Executing beta testing in the wild provides the benefit of actual users testing your experience on actual devices. Things could come up here that you never planned for, and often are only discoverable in imperfect conditions that cannot be replicated in a lab setting. This emphasizes the need to test with as many users as many users as possible on as many combinations of devices, operating systems, and browsers.
Testing with a large number of users also helps avoid a situation that nobody likes – launching products with known issues. These issues may not seem like a big deal to the developers familiar with them, but to real end users, they can be a deal breaker. The only way to tell is through beta testing with users that have no preconceived notions of a product. Then you can really determine which issues are okay to launch with, and which must be fixed.
Overcoming Beta Testing Challenges
Of course, running thorough beta tests does involve its share of challenges.
First, how do you get enough users to test across your desired platforms? Let’s be honest, this can be challenging, whether you do it in a lab or in the wild. Your user base can certainly help you get there, but it depends on how many you have and how diverse their platform choices are.
To gain access to a large user pool, many organizations now augment their beta tests with crowdtesting, among other methods. By making use of a solution that provides a broad user base, you can determine exactly how your beta tests are conducted – the number of users, platform combinations, and more – while maintaining the benefits of testing in the wild.
Another concern that invariably raises its head with expanded beta testing is added cost. There’s no denying that adding layers of testing to your SDLC is an additional expense, but beta testing helps you avoid the cost of repairs later in the SDLC, or worse, in production.

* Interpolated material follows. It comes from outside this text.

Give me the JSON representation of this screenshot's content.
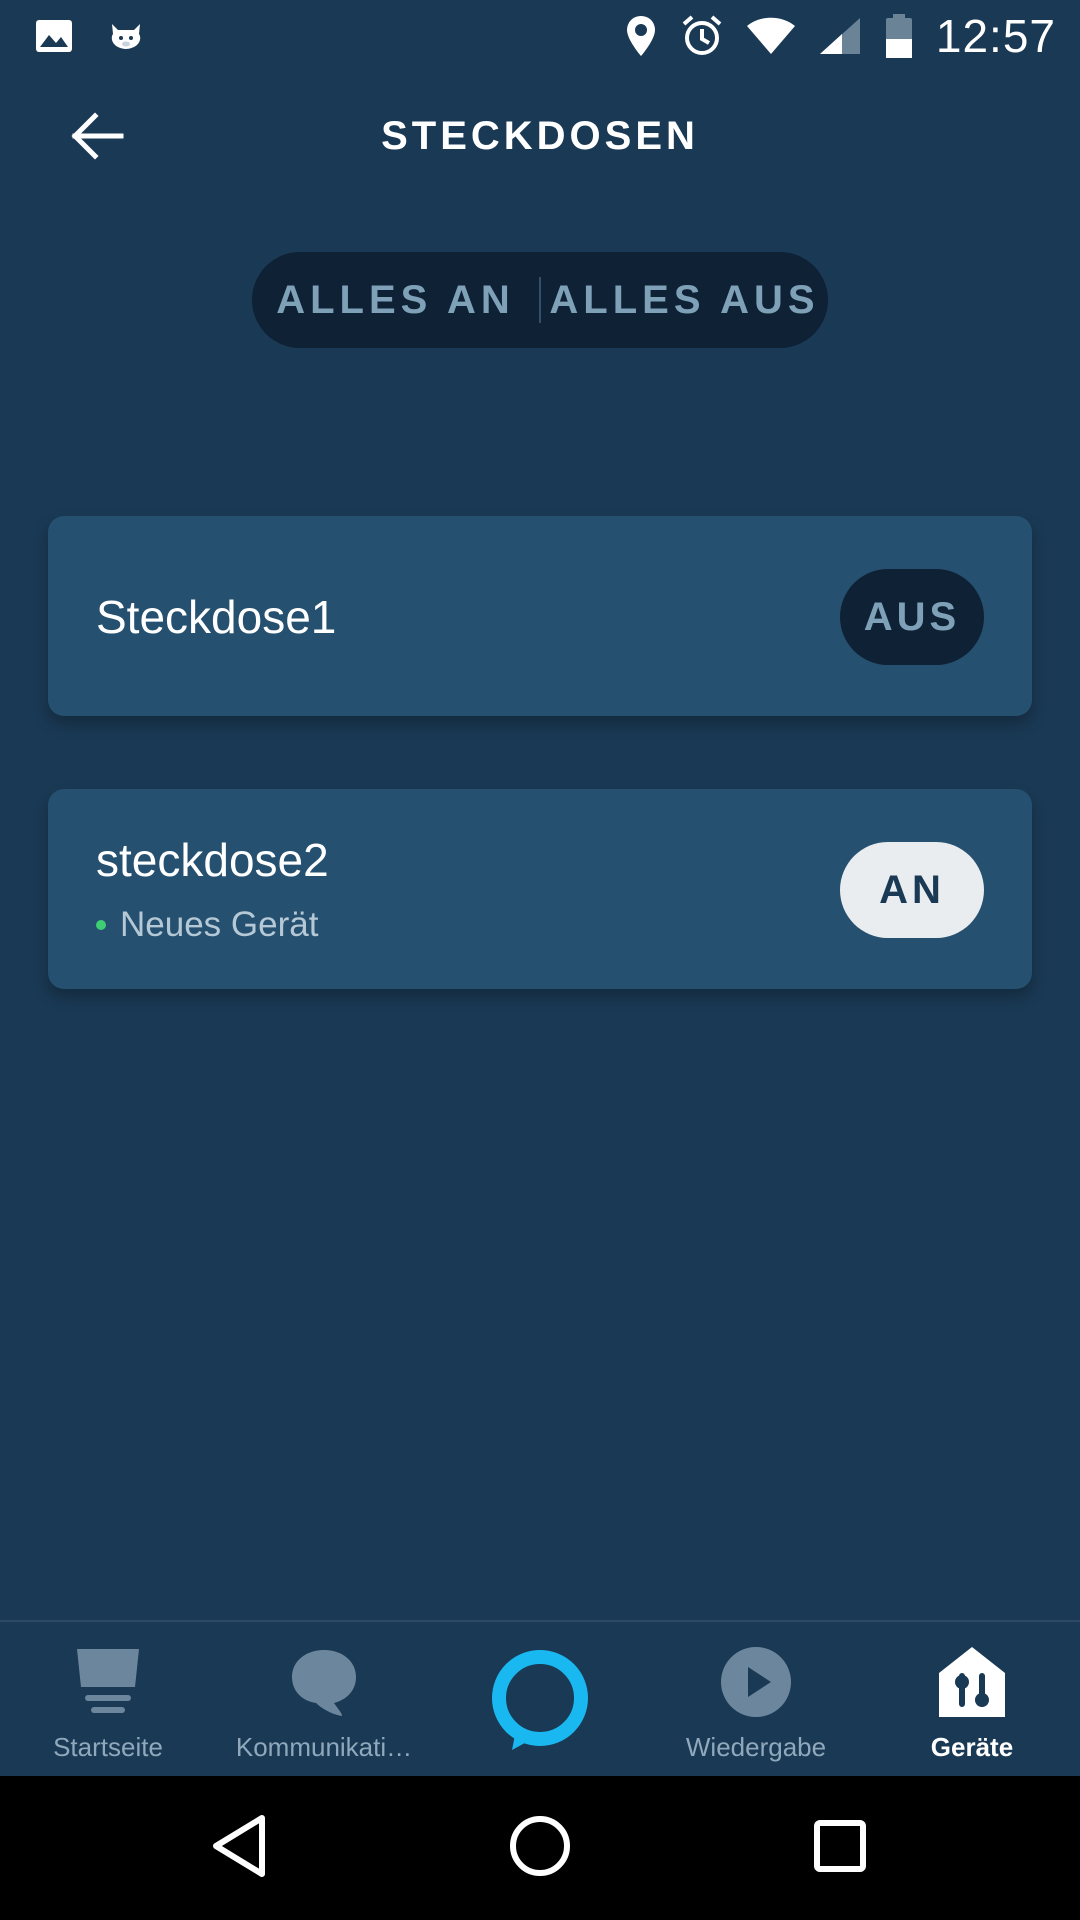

Your product should be beta tested one way or another: either in a controlled manner by your company, or when you GA the product and paying customers report real problems. Of course, paying customers that discover bugs are very likely to never use a product again, so a thorough beta testing period isn’t just good business practice, it could be the difference between losing customers and a wildly successful launch.
"Discovering the unexpected is more important than confirming the known."George Box